  1.                     Stakeholder feedback and numerous events held by the Landscape Decisions Programme have shown a strong need for new findings and thinking on the social and economic benefits from land, and of governance arrangements. A central focus emerges around inclusivity and joined-up forms of multi-level governance, including polycentric approaches linking national objectives to local landscapes, and the role of community-led initiatives to take more control over landscape-level decisions and their target outcomes.

 

About UKRI

  1.                     Launched in April 2018, UKRI is a non-departmental public body sponsored by the Department for Business, Energy and Industrial Strategy (BEIS). Operating across the whole of the UK with a combined budget of more than £7.9 billion (2021-22), UK Research and Innovation (UKRI) brings together the seven disciplinary research councils, Innovate UK and Research England. Our vision is for an outstanding research and innovation system in the UK that gives everyone the opportunity to contribute and to benefit, enriching lives locally, nationally and internationally. Our mission is to convene, catalyse and invest in close collaboration with others to build a thriving inclusive research and innovation system that connects discovery to prosperity and public good.

 

  1.                     This inquiry is relevant to active research interests supported by the Natural Environment Research Council, and addresses issues of land management and use of interest within UKRI more widely. Understanding how we evidence and so consider the short and longer-term outlook for how land use may change and may need to change, and the most appropriate response to these changes, a key challenge of this inquiry, is central to the vision of NERC science that understands tackling complex problems demands both a deep understanding of environmental science and place this at the heart of whole systems approaches to how we live within the planets boundaries.

Lisboa

UK Research and Innovation (UKRI)

April 2022


[1] UKRI Transforming the UK Food System for healthy people and a healthy environment SPF programme

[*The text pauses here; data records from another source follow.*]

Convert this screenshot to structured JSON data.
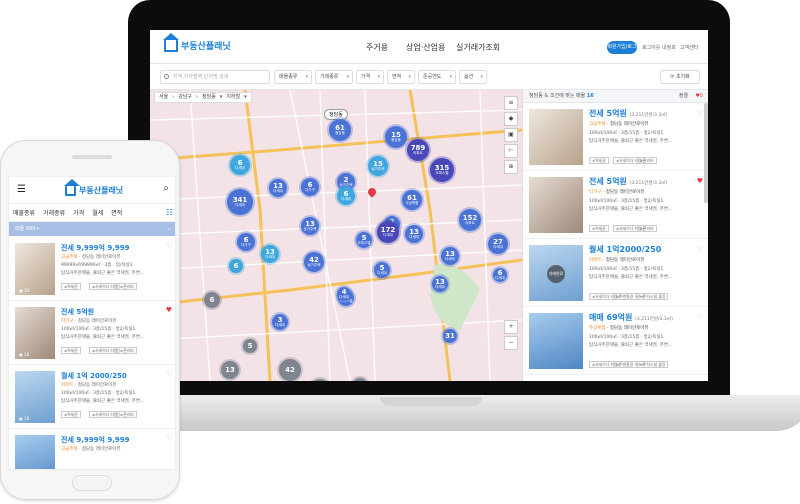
{
  "brand": {
    "name": "부동산플래닛",
    "accent": "#1d7fd4",
    "heart_on": "#e63946"
  },
  "desktop": {
    "nav": [
      "주거용",
      "상업·산업용",
      "실거래가조회"
    ],
    "signup": "회원가입/로그인",
    "mini_links": [
      "로그아웃",
      "내정보",
      "고객센터"
    ],
    "search_placeholder": "지역,지하철역,단지명 검색",
    "filters": [
      "매물종류",
      "거래종류",
      "가격",
      "면적",
      "준공연도",
      "옵션"
    ],
    "reset": "초기화",
    "breadcrumb": [
      "서울",
      "강남구",
      "청담동",
      "지하철"
    ],
    "map_label": "청담동",
    "clusters": [
      {
        "n": "61",
        "s": "청담동"
      },
      {
        "n": "15",
        "s": "청담동"
      },
      {
        "n": "789",
        "s": "아파트"
      },
      {
        "n": "6",
        "s": "다세대"
      },
      {
        "n": "15",
        "s": "상가주택"
      },
      {
        "n": "315",
        "s": "오피스텔"
      },
      {
        "n": "6",
        "s": "다가구"
      },
      {
        "n": "13",
        "s": "다세대"
      },
      {
        "n": "2",
        "s": "상가주택"
      },
      {
        "n": "6",
        "s": "다세대"
      },
      {
        "n": "341",
        "s": "다세대"
      },
      {
        "n": "61",
        "s": "주상복합"
      },
      {
        "n": "13",
        "s": "상가주택"
      },
      {
        "n": "2",
        "s": "다세대"
      },
      {
        "n": "6",
        "s": "다가구"
      },
      {
        "n": "5",
        "s": "오피스텔"
      },
      {
        "n": "172",
        "s": "다세대"
      },
      {
        "n": "13",
        "s": "다세대"
      },
      {
        "n": "152",
        "s": "아파트"
      },
      {
        "n": "13",
        "s": "다세대"
      },
      {
        "n": "27",
        "s": "다세대"
      },
      {
        "n": "6",
        "s": "다세대"
      },
      {
        "n": "42",
        "s": "상가주택"
      },
      {
        "n": "13",
        "s": "다세대"
      },
      {
        "n": "2",
        "s": "오피스텔"
      },
      {
        "n": "5",
        "s": "다세대"
      },
      {
        "n": "13",
        "s": "다세대"
      },
      {
        "n": "4",
        "s": "다세대"
      },
      {
        "n": "6",
        "s": ""
      },
      {
        "n": "6",
        "s": ""
      },
      {
        "n": "3",
        "s": "다세대"
      },
      {
        "n": "42",
        "s": ""
      },
      {
        "n": "127",
        "s": "아파트"
      },
      {
        "n": "5",
        "s": ""
      },
      {
        "n": "5",
        "s": ""
      },
      {
        "n": "13",
        "s": ""
      },
      {
        "n": "31",
        "s": ""
      }
    ],
    "panel_header": "청담동 & 조건에 맞는 매물",
    "panel_count": "16",
    "panel_sort": "정렬",
    "listings": [
      {
        "title": "전세 5억원",
        "area": "(3.211만원/3.3㎡)",
        "type": "고급주택",
        "addr": "청담동 래미안로이뷰",
        "spec": "100㎡/100㎡ · 3층/15층 · 방2/욕실1",
        "desc": "탑식거주한매물, 출퇴근 좋은 역세권, 주변...",
        "tags": [
          "#역세권",
          "#사세이다 저렴",
          "#관리비"
        ],
        "fav": false
      },
      {
        "title": "전세 5억원",
        "area": "(3.211만원/3.3㎡)",
        "type": "다가구",
        "addr": "청담동 래미안로이뷰",
        "spec": "100㎡/100㎡ · 3층/15층 · 방2/욕실1",
        "desc": "탑식거주한매물, 출퇴근 좋은 역세권, 주변...",
        "tags": [
          "#역세권",
          "#사세이다 저렴",
          "#관리비"
        ],
        "fav": true
      },
      {
        "title": "월세 1억2000/250",
        "area": "",
        "type": "아파트",
        "addr": "청담동 래미안로이뷰",
        "spec": "100㎡/100㎡ · 3층/15층 · 방2/욕실1",
        "desc": "탑식거주한매물, 출퇴근 좋은 역세권, 주변...",
        "tags": [
          "#사세이다 저렴",
          "#주변환경 우수",
          "#주차시설 좋음"
        ],
        "fav": false,
        "note": "거래완료"
      },
      {
        "title": "매매 69억원",
        "area": "(3.211만원/3.3㎡)",
        "type": "주상복합",
        "addr": "청담동 래미안로이뷰",
        "spec": "100㎡/100㎡ · 3층/15층 · 방2/욕실1",
        "desc": "탑식거주한매물, 출퇴근 좋은 역세권, 주변...",
        "tags": [
          "#사세이다 저렴",
          "#주변환경 우수",
          "#주차시설 좋음"
        ],
        "fav": false
      },
      {
        "title": "전세 5억원",
        "area": "",
        "type": "",
        "addr": "",
        "spec": "",
        "desc": "",
        "tags": [],
        "fav": false
      }
    ]
  },
  "mobile": {
    "filters": [
      "매물종류",
      "거래종류",
      "가격",
      "월세",
      "면적"
    ],
    "count": "매물 999+",
    "listings": [
      {
        "title": "전세 9,999억 9,999",
        "type": "고급주택",
        "addr": "청담동 래미안로이뷰",
        "spec": "99999㎡/99999㎡ · 3층 · 입/욕실1",
        "desc": "탑식거주한매물, 출퇴근 좋은 역세권, 주변...",
        "tags": [
          "#역세권",
          "#사세이다 저렴",
          "#관리비"
        ],
        "photos": "10",
        "fav": false
      },
      {
        "title": "전세 5억원",
        "type": "다가구",
        "addr": "청담동 래미안로이뷰",
        "spec": "100㎡/100㎡ · 3층/15층 · 방2/욕실1",
        "desc": "탑식거주한매물, 출퇴근 좋은 역세권, 주변...",
        "tags": [
          "#역세권",
          "#사세이다 저렴",
          "#관리비"
        ],
        "photos": "10",
        "fav": true
      },
      {
        "title": "월세 1억 2000/250",
        "type": "아파트",
        "addr": "청담동 래미안로이뷰",
        "spec": "100㎡/100㎡ · 3층/15층 · 방2/욕실1",
        "desc": "탑식거주한매물, 출퇴근 좋은 역세권, 주변...",
        "tags": [
          "#역세권",
          "#사세이다 저렴",
          "#관리비"
        ],
        "photos": "10",
        "fav": false
      },
      {
        "title": "전세 9,999억 9,999",
        "type": "고급주택",
        "addr": "청담동 래미안로이뷰",
        "spec": "",
        "desc": "",
        "tags": [],
        "photos": "",
        "fav": false
      }
    ]
  }
}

[2] Transforming-UK-Food-Systems-Funded-Projects-Call-1-3.pdf (foodsecurity.ac.uk)

[3] https://www.gov.uk/government/news/new-drive-to-promote-woodland-creation-grants-for-landowners

[4] Hydro-JULES | UK Centre for Ecology & Hydrology (ceh.ac.uk)

[5] https://www.go-fair.org/fair-principles/

[6] Landscape Decisions - Landscape Decisions

[7] GtR (ukri.org)

[8] GtR (ukri.org)

[9] GtR (ukri.org)

[10] GtR (ukri.org)

[11] Making Landscape Decisions to Meet Net Zero Carbon: Pathways that consider ethics, socio-ecological diversity, and landscape functions (figshare.com)

[12] AGLAND - Landscape Decisions

[13] Tipping Points: - Landscape Decisions

[14] Home | Convention on Biological Diversity (cbd.int)

[15] https://www.the-ies.org/news/society-environment-launches. Land use policy for infrastructure and construction could directly address this issue.

 

[16] https://nerc.ukri.org/research/funded/programmes/valuingnature/

[17]https:/valuing-nature.net/

[18] UK invests over £30m in large-scale greenhouse gas removal – UKRI

[19] GtR (ukri.org)

[20] https://erammp.wales/en